So how did this small island come to have such a mammoth network of levadas? The first settlers soon realised that the rainfall and mist that drenched the mountainous interior somehow needed to be channelled down to the warm, dry south coast. Over 2 metres of precipitation a year can fall in the north of the island while the fertile south coast may not see a drop for half a year. Work began in the 16th century on creating fast-flowing aqueducts and over the next three centuries the network was developed, often using slave labour. Many died carving out the channels through impossibly rugged mountainscapes but by the 1900s 1000km of levadas were supplying water for agriculture and for drinking.

But there was a problem – many levadas were privately owned and the distribution of precious water was often unfair. In 1939 the state stepped in to study the irrigation system and commission more channels. By 1970 the system was essentially complete, though minor work is still ongoing. The island’s longest levadas such as the Levada do Norte and the Levada dos Tornos were built at this time and are vital pieces of infrastructure.

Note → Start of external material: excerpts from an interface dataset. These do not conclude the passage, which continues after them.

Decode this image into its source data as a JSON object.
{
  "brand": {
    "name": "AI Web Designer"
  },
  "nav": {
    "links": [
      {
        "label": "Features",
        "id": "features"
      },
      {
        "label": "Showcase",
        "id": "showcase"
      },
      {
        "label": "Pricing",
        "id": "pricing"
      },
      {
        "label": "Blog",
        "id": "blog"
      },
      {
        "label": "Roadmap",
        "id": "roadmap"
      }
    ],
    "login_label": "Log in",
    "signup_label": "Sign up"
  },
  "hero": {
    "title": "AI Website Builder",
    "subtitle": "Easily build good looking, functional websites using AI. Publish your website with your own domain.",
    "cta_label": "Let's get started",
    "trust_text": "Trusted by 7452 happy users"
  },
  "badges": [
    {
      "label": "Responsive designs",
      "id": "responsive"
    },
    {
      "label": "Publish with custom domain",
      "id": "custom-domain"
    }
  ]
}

As you enjoy a leisurely levada stroll, spare a thought for those who maintain the hundreds of kilometres of channels, tunnels, bridges, reservoirs, ducts and sluices. Around 99% of the system can only be accessed on foot – tools and materials have to be hauled by teams of workers sometimes tens of kilometres to where a rock fall or a landslip has caused a snarl-up. You will often meet these hardy work gangs on the trails.

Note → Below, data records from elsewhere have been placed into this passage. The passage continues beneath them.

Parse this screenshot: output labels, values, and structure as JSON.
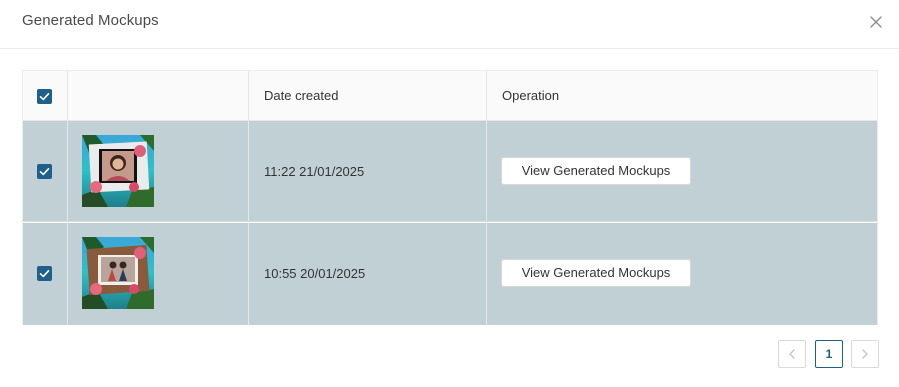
{
  "modal": {
    "title": "Generated Mockups",
    "close_icon": "close-icon"
  },
  "table": {
    "headers": {
      "select_all": "",
      "preview": "",
      "date_created": "Date created",
      "operation": "Operation"
    },
    "select_all_checked": true,
    "rows": [
      {
        "checked": true,
        "thumbnail": "mockup-thumbnail-portrait",
        "date_created": "11:22 21/01/2025",
        "action_label": "View Generated Mockups"
      },
      {
        "checked": true,
        "thumbnail": "mockup-thumbnail-couple",
        "date_created": "10:55 20/01/2025",
        "action_label": "View Generated Mockups"
      }
    ]
  },
  "pagination": {
    "prev_icon": "chevron-left-icon",
    "current_page": "1",
    "next_icon": "chevron-right-icon"
  },
  "colors": {
    "accent": "#1f5f8b",
    "selected_row_bg": "#c0d0d5",
    "header_bg": "#fafafa"
  }
}
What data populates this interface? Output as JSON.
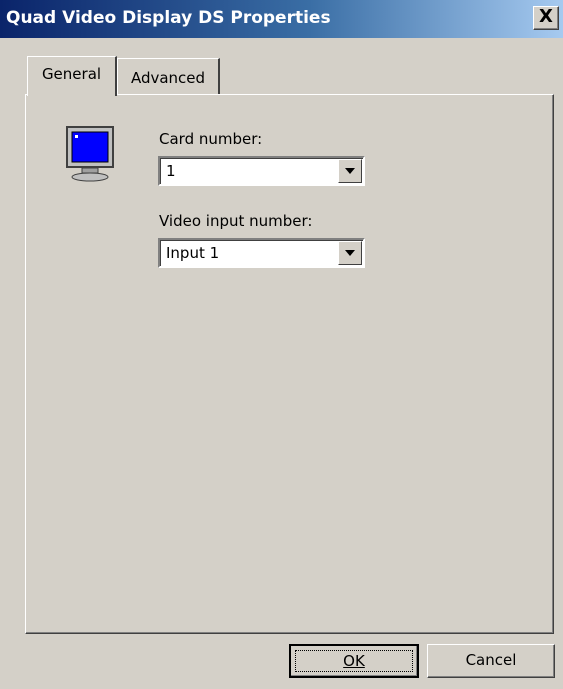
{
  "window": {
    "title": "Quad Video Display DS Properties",
    "close_label": "X"
  },
  "tabs": [
    {
      "label": "General",
      "active": true
    },
    {
      "label": "Advanced",
      "active": false
    }
  ],
  "general": {
    "card_number_label": "Card number:",
    "card_number_value": "1",
    "video_input_label": "Video input number:",
    "video_input_value": "Input 1"
  },
  "buttons": {
    "ok": "OK",
    "cancel": "Cancel"
  },
  "icons": {
    "monitor": "monitor-icon"
  }
}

Hiking the Levadas

One of the reasons people come to Madeira is to hike the levadas – 2500km of irrigation channels along which gentle paths lead through the wilds. A levada walk is the quintessential Madeira experience. Depart Funchal early in the morning, wander the dramatic landscape, picnicking along the way, and make it back into the city for dinner. Try at least one – most visitors are hooked straightaway.

Going it Alone

There aren’t many levada walks you can’t tackle on your own. However, accessing the start of the trail can take some planning, especially if you don’t have a hire car. All of Madeira’s bus companies now post their timetables online and routes are designed with tourists and walkers in mind. The tourist office in Funchal can help out with planning, as can hotel receptions. Doing things by car creates a problem as levada walks are linear routes, meaning you might need a bus to get you back to where you parked. Taxis are a good solution but can make the day an expensive affair. For example, if you arrange for a Funchal cab to wait in Portela, the trip back to the city costs over €50.

Joining a Group

Every day tens of groups leave for the levadas on half- and full-day hikes. While these free you of the need to think about the logistics of getting to and from the walk, groups often move fast and you don’t have the freedom to tarry where you like for as long as you like. Tours are cheap (around €25 for a full-day hike), guides usually very clued up and you are often picked up and dropped off at your accommodation by the tour company. However groups can be large, clogging up the narrow paths and scaring off wildlife. Cruise-ship groups can be particularly huge. Lunch is sometimes provided for an extra charge and bookings can be made at countless places throughout the Hotel Zone.

Maps & Guidebooks

If you are heading out alone, having a map and/or specialist guidebook is recommended. The Sunflower guides to Madeira by John and Pat Underwood set the standard for all the others and are widely available on the island (even at supermarkets in the Hotel Zone). Levadas and Footpaths of Madeira by Raimundo Quintal is a little out of date but gives a lot of background. Cicerone’s Walking in Madeira maps out 60 routes across the island while Walk Madeira by Shirley and Mike Whitehead plots a range of hikes for all abilities. Madeira Tour and Trail 1:40,000, available on Madeira, is one of the best maps around. Kompass sheet 234 Madeira 1:50,000 is also a good companion on the trails and when driving.

Top Tips

  • It’s often a good idea to contact the tourist office to find out if the route you intend to take is affected by the weather or repair work.
  • Good hiking boots, a torch, waterproofs and food are a must.
  • Exposed sections are common and definitely not for vertigo sufferers.
  • Never walk in the levadas, throw anything into them or (how should we put it?) use them as an outdoor convenience.